■ **What you are asked to do**
Within the listing below, show every line that contains the word "wukongymw".

■ **The data**
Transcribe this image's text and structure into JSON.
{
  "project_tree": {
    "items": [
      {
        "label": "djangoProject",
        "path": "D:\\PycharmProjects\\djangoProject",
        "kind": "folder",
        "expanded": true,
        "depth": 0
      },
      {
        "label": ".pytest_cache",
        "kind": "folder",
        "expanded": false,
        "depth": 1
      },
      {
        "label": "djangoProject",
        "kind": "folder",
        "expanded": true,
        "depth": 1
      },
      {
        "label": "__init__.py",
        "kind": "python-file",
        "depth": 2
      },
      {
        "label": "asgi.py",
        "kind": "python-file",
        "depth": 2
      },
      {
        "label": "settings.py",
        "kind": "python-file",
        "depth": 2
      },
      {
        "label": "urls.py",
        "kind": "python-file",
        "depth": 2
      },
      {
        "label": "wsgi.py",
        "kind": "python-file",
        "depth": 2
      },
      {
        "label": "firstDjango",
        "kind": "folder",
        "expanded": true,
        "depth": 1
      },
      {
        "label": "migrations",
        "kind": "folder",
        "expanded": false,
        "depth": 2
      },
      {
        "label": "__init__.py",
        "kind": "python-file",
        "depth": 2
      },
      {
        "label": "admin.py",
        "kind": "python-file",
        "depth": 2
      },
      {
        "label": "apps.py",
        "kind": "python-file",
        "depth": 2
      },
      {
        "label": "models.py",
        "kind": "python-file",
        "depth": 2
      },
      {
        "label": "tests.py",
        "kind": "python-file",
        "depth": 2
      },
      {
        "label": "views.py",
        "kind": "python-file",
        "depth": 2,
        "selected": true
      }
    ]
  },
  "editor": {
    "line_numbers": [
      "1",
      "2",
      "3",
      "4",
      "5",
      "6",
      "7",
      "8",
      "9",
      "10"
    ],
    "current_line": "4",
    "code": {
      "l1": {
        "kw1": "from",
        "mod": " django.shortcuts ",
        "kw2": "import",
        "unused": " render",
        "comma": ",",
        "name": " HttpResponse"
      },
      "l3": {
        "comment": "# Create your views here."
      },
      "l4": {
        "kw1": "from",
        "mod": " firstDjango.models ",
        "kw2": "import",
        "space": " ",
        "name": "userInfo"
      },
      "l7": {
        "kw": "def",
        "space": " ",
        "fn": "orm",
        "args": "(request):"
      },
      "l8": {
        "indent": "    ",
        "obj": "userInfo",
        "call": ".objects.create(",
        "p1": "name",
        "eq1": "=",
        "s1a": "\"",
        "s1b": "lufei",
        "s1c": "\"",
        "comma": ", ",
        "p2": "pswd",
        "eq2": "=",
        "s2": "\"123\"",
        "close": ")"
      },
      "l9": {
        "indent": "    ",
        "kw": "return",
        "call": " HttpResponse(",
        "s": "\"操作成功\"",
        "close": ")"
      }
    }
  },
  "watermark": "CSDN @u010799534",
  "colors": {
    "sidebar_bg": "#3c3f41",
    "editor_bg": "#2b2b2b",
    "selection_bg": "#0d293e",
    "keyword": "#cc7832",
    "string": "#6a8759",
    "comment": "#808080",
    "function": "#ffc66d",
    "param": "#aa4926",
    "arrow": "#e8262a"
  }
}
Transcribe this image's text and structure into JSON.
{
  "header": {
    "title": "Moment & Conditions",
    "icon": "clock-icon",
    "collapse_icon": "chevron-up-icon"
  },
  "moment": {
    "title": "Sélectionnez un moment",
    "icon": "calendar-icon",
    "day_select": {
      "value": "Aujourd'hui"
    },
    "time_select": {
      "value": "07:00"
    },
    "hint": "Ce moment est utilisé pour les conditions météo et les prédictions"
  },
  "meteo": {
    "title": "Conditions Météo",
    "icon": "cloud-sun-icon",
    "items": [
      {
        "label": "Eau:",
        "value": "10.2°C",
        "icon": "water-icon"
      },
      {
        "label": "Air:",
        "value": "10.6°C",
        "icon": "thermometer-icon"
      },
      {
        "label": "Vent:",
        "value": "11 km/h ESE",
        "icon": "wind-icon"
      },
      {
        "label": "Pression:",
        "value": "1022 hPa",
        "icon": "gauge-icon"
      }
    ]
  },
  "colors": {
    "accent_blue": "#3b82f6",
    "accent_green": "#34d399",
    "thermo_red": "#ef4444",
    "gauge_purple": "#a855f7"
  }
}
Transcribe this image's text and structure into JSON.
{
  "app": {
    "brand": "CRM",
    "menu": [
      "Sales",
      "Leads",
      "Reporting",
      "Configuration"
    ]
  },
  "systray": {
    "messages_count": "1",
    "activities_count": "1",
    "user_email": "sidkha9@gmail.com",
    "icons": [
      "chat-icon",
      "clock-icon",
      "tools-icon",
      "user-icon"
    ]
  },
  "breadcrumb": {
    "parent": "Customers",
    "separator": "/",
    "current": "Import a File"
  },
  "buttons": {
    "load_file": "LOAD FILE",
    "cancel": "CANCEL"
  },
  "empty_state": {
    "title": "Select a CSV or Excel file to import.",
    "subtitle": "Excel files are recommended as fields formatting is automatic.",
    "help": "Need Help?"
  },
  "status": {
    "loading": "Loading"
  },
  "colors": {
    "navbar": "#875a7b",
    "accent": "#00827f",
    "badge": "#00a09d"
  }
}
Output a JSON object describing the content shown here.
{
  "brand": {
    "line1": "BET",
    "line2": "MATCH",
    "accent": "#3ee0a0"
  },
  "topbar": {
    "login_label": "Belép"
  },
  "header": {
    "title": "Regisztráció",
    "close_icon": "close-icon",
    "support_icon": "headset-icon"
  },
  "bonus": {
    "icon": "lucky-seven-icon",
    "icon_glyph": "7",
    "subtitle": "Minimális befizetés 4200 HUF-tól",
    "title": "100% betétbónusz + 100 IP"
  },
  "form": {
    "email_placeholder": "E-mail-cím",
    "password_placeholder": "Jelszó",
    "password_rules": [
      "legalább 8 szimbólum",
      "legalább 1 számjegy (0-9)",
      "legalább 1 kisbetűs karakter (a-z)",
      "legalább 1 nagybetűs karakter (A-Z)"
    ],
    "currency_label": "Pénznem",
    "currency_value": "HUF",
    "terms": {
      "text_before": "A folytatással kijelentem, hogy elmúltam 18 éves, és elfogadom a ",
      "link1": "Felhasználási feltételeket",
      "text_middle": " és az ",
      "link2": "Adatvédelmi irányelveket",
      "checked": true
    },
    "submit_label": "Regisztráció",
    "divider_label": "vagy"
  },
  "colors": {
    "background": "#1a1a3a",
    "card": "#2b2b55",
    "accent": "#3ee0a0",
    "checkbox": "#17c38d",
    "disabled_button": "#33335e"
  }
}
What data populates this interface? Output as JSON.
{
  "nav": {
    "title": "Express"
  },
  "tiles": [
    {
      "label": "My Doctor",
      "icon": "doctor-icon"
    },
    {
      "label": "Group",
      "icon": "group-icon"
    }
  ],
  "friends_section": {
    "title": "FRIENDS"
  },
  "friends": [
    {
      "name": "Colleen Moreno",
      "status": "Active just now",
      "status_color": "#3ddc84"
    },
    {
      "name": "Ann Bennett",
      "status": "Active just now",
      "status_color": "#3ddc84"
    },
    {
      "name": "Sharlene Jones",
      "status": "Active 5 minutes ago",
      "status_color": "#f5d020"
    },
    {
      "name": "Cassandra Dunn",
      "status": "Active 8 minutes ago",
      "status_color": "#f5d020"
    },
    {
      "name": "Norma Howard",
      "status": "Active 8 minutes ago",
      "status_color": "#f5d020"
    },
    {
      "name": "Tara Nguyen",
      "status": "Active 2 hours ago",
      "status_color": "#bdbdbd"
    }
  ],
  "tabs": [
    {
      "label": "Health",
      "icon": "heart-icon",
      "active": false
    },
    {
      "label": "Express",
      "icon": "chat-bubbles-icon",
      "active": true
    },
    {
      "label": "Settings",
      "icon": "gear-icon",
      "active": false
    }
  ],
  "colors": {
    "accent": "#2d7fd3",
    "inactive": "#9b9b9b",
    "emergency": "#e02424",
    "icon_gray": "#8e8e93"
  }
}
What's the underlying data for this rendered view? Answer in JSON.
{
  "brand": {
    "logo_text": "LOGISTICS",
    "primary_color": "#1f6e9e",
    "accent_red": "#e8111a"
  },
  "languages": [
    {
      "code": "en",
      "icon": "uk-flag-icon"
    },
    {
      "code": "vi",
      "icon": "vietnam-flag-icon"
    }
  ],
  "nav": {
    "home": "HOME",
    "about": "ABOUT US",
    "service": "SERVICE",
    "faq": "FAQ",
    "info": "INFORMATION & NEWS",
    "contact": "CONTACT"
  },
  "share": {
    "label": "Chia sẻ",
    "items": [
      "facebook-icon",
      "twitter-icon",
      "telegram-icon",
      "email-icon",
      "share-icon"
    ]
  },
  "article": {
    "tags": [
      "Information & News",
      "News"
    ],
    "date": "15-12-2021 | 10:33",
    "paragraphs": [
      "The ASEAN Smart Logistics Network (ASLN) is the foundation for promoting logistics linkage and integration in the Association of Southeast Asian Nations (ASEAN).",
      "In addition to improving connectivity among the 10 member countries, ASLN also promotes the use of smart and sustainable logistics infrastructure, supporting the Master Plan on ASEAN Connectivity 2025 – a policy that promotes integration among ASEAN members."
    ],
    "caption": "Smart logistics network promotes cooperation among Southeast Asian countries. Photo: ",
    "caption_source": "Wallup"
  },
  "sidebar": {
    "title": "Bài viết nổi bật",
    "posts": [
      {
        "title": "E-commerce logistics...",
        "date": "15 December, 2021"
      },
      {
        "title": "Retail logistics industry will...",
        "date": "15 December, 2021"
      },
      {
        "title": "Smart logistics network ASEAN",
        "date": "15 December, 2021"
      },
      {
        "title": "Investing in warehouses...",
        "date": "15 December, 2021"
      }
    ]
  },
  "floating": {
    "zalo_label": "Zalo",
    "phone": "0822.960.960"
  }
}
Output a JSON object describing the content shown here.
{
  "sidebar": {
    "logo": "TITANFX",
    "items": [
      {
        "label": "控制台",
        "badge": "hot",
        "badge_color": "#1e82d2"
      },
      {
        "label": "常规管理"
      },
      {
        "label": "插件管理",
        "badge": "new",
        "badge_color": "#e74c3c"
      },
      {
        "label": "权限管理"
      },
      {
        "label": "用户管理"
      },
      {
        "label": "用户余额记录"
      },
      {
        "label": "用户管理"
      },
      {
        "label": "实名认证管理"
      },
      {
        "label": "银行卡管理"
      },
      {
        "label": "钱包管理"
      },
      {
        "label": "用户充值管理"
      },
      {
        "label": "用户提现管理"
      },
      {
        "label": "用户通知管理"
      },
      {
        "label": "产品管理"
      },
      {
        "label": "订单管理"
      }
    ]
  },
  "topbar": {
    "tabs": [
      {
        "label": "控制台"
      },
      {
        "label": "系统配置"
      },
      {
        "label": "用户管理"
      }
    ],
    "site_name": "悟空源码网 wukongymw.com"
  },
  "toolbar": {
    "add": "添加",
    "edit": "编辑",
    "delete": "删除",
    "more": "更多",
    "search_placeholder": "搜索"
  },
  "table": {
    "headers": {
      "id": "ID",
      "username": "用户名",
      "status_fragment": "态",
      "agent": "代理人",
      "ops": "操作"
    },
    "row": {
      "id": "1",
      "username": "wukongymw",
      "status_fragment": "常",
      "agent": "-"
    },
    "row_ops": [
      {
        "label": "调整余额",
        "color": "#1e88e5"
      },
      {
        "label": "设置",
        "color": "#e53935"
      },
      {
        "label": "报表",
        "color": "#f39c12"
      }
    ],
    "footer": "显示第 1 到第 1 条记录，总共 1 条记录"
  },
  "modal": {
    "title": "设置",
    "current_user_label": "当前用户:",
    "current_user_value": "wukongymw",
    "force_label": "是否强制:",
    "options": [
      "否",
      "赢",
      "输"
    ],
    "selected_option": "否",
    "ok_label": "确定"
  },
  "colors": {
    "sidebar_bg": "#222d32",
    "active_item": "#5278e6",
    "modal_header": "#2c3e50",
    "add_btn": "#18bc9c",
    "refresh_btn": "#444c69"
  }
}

■ **Exercise response**
    "site_name": "悟空源码网 wukongymw.com"
      "username": "wukongymw",
    "current_user_value": "wukongymw",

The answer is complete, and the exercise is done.